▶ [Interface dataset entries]
↓↓↓
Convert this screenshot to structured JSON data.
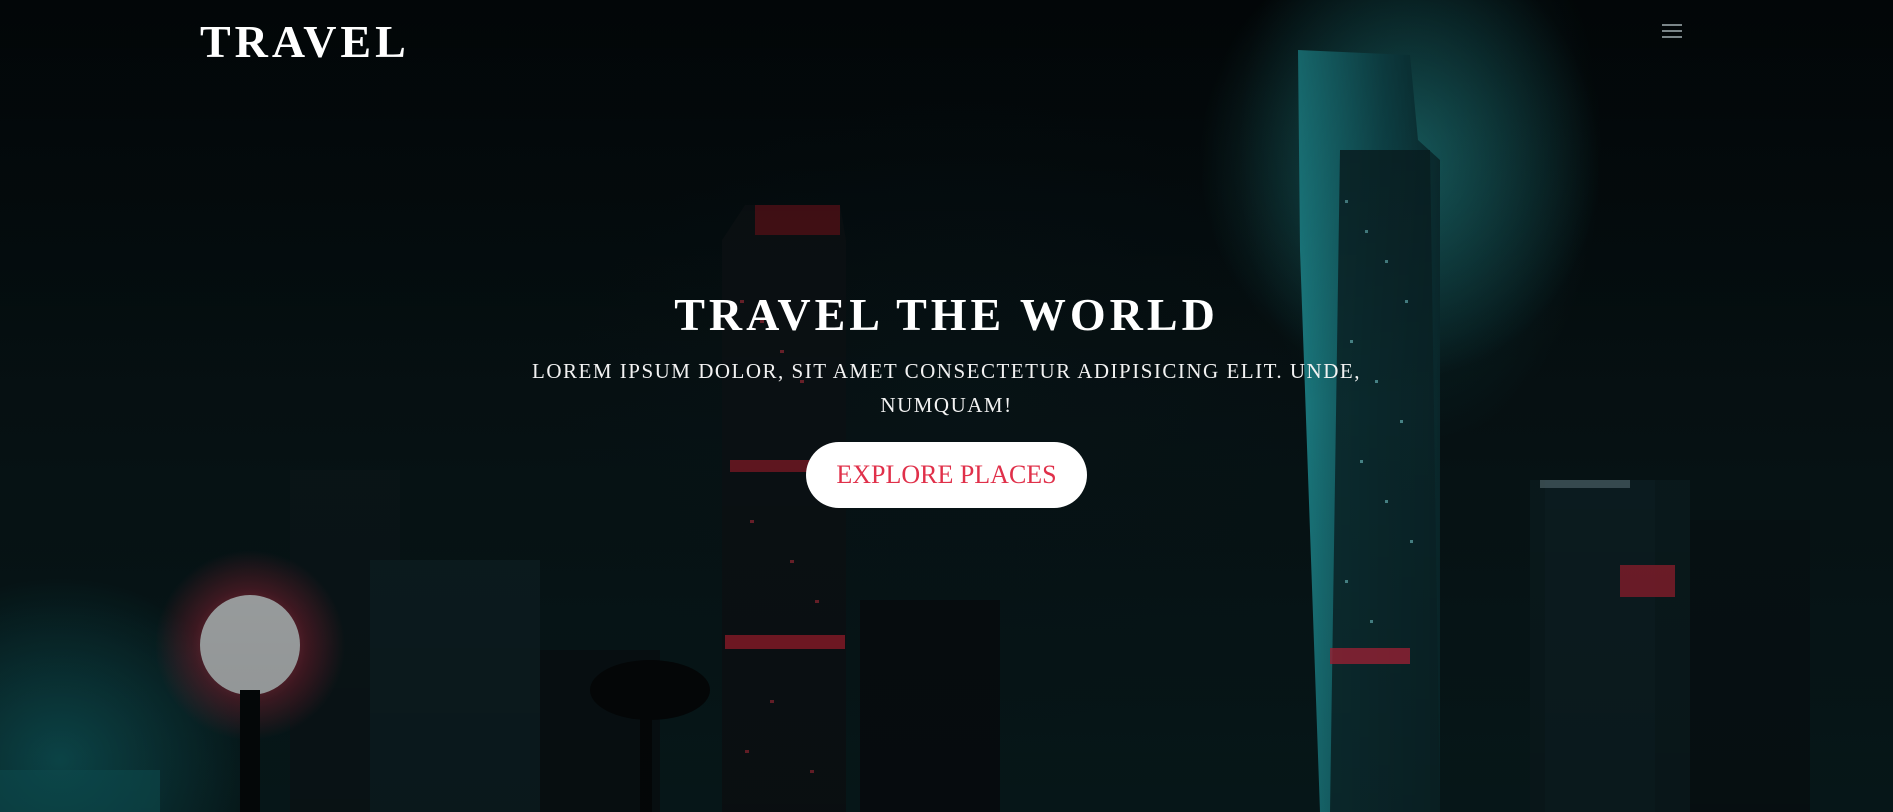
{
  "header": {
    "logo_text": "TRAVEL",
    "menu_icon": "hamburger-menu-icon"
  },
  "hero": {
    "title": "TRAVEL THE WORLD",
    "subtitle": "LOREM IPSUM DOLOR, SIT AMET CONSECTETUR ADIPISICING ELIT. UNDE, NUMQUAM!",
    "cta_label": "EXPLORE PLACES",
    "background_image": "night city skyline with teal and red lights"
  },
  "colors": {
    "cta_text": "#e0304a",
    "cta_background": "#ffffff",
    "text": "#ffffff",
    "background": "#02090b",
    "accent_teal": "#16868a"
  }
}
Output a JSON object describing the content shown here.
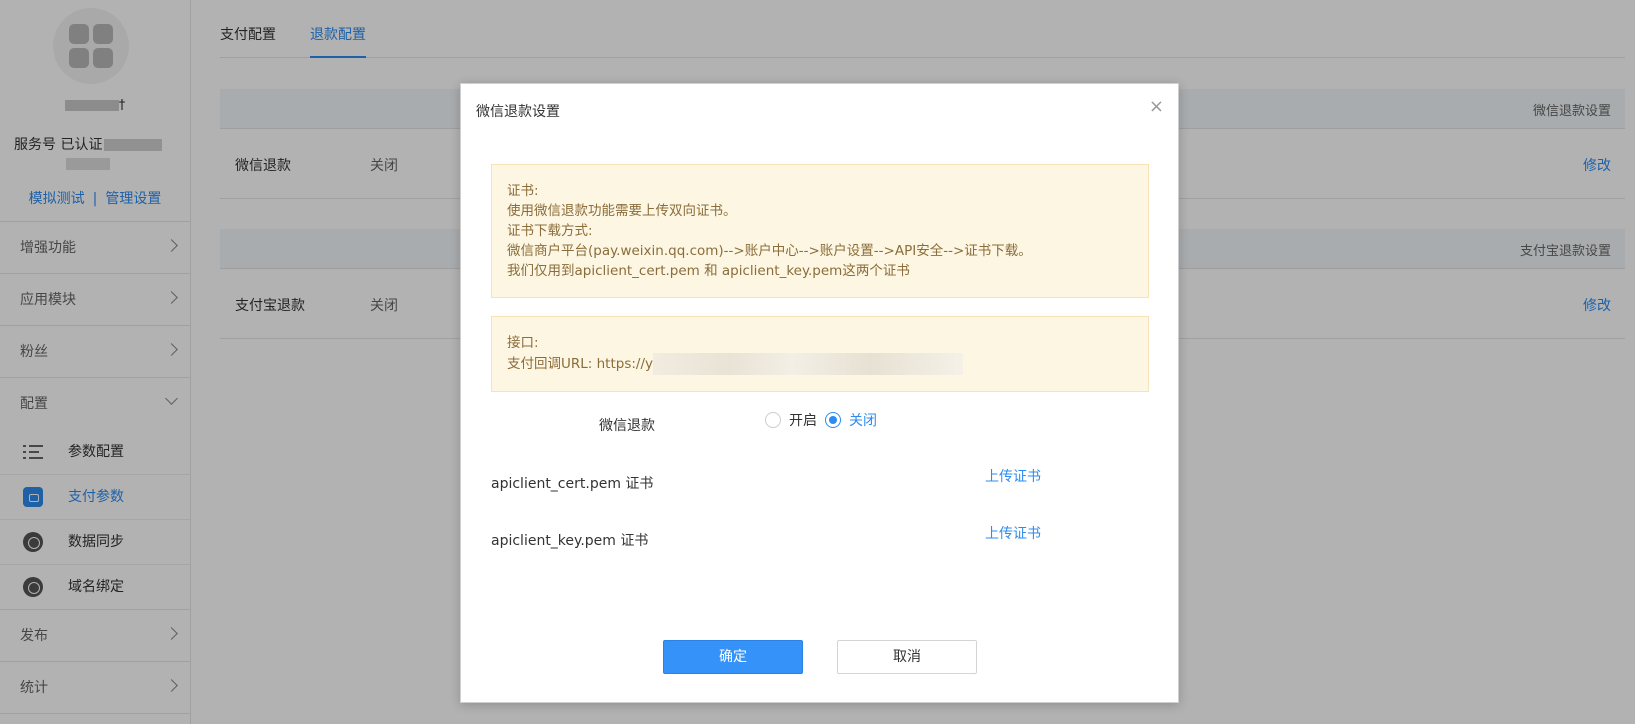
{
  "sidebar": {
    "account": {
      "name_suffix": "†",
      "status_prefix": "服务号 已认证",
      "links": {
        "test": "模拟测试",
        "separator": "|",
        "manage": "管理设置"
      }
    },
    "nav": [
      {
        "label": "增强功能"
      },
      {
        "label": "应用模块"
      },
      {
        "label": "粉丝"
      },
      {
        "label": "配置"
      }
    ],
    "config_items": [
      {
        "label": "参数配置",
        "icon": "list-icon"
      },
      {
        "label": "支付参数",
        "icon": "wallet-icon",
        "active": true
      },
      {
        "label": "数据同步",
        "icon": "sync-icon"
      },
      {
        "label": "域名绑定",
        "icon": "domain-icon"
      }
    ],
    "nav_bottom": [
      {
        "label": "发布"
      },
      {
        "label": "统计"
      }
    ]
  },
  "main": {
    "tabs": [
      {
        "label": "支付配置"
      },
      {
        "label": "退款配置",
        "active": true
      }
    ],
    "sections": [
      {
        "header": "微信退款设置",
        "row_label": "微信退款",
        "row_value": "关闭",
        "action": "修改"
      },
      {
        "header": "支付宝退款设置",
        "row_label": "支付宝退款",
        "row_value": "关闭",
        "action": "修改"
      }
    ]
  },
  "modal": {
    "title": "微信退款设置",
    "close": "×",
    "cert_notice": [
      "证书:",
      "使用微信退款功能需要上传双向证书。",
      "证书下载方式:",
      "微信商户平台(pay.weixin.qq.com)-->账户中心-->账户设置-->API安全-->证书下载。",
      "我们仅用到apiclient_cert.pem 和 apiclient_key.pem这两个证书"
    ],
    "api_notice": {
      "title": "接口:",
      "url_prefix": "支付回调URL: https://y"
    },
    "refund_field": {
      "label": "微信退款",
      "options": [
        {
          "label": "开启",
          "selected": false
        },
        {
          "label": "关闭",
          "selected": true
        }
      ]
    },
    "certs": [
      {
        "label": "apiclient_cert.pem 证书",
        "action": "上传证书"
      },
      {
        "label": "apiclient_key.pem 证书",
        "action": "上传证书"
      }
    ],
    "buttons": {
      "ok": "确定",
      "cancel": "取消"
    }
  },
  "colors": {
    "accent": "#2d8cf0",
    "notice_bg": "#fdf6e2",
    "notice_text": "#8a6d3b"
  }
}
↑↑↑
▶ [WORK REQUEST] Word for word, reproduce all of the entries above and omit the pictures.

▶ [EXERCISE OUTPUT]
Convert this screenshot to structured JSON data.
{
  "header": {
    "logo_text": "TRAVEL",
    "menu_icon": "hamburger-menu-icon"
  },
  "hero": {
    "title": "TRAVEL THE WORLD",
    "subtitle": "LOREM IPSUM DOLOR, SIT AMET CONSECTETUR ADIPISICING ELIT. UNDE, NUMQUAM!",
    "cta_label": "EXPLORE PLACES",
    "background_image": "night city skyline with teal and red lights"
  },
  "colors": {
    "cta_text": "#e0304a",
    "cta_background": "#ffffff",
    "text": "#ffffff",
    "background": "#02090b",
    "accent_teal": "#16868a"
  }
}
Output a JSON object describing the content shown here.
{
  "sidebar": {
    "account": {
      "name_suffix": "†",
      "status_prefix": "服务号 已认证",
      "links": {
        "test": "模拟测试",
        "separator": "|",
        "manage": "管理设置"
      }
    },
    "nav": [
      {
        "label": "增强功能"
      },
      {
        "label": "应用模块"
      },
      {
        "label": "粉丝"
      },
      {
        "label": "配置"
      }
    ],
    "config_items": [
      {
        "label": "参数配置",
        "icon": "list-icon"
      },
      {
        "label": "支付参数",
        "icon": "wallet-icon",
        "active": true
      },
      {
        "label": "数据同步",
        "icon": "sync-icon"
      },
      {
        "label": "域名绑定",
        "icon": "domain-icon"
      }
    ],
    "nav_bottom": [
      {
        "label": "发布"
      },
      {
        "label": "统计"
      }
    ]
  },
  "main": {
    "tabs": [
      {
        "label": "支付配置"
      },
      {
        "label": "退款配置",
        "active": true
      }
    ],
    "sections": [
      {
        "header": "微信退款设置",
        "row_label": "微信退款",
        "row_value": "关闭",
        "action": "修改"
      },
      {
        "header": "支付宝退款设置",
        "row_label": "支付宝退款",
        "row_value": "关闭",
        "action": "修改"
      }
    ]
  },
  "modal": {
    "title": "微信退款设置",
    "close": "×",
    "cert_notice": [
      "证书:",
      "使用微信退款功能需要上传双向证书。",
      "证书下载方式:",
      "微信商户平台(pay.weixin.qq.com)-->账户中心-->账户设置-->API安全-->证书下载。",
      "我们仅用到apiclient_cert.pem 和 apiclient_key.pem这两个证书"
    ],
    "api_notice": {
      "title": "接口:",
      "url_prefix": "支付回调URL: https://y"
    },
    "refund_field": {
      "label": "微信退款",
      "options": [
        {
          "label": "开启",
          "selected": false
        },
        {
          "label": "关闭",
          "selected": true
        }
      ]
    },
    "certs": [
      {
        "label": "apiclient_cert.pem 证书",
        "action": "上传证书"
      },
      {
        "label": "apiclient_key.pem 证书",
        "action": "上传证书"
      }
    ],
    "buttons": {
      "ok": "确定",
      "cancel": "取消"
    }
  },
  "colors": {
    "accent": "#2d8cf0",
    "notice_bg": "#fdf6e2",
    "notice_text": "#8a6d3b"
  }
}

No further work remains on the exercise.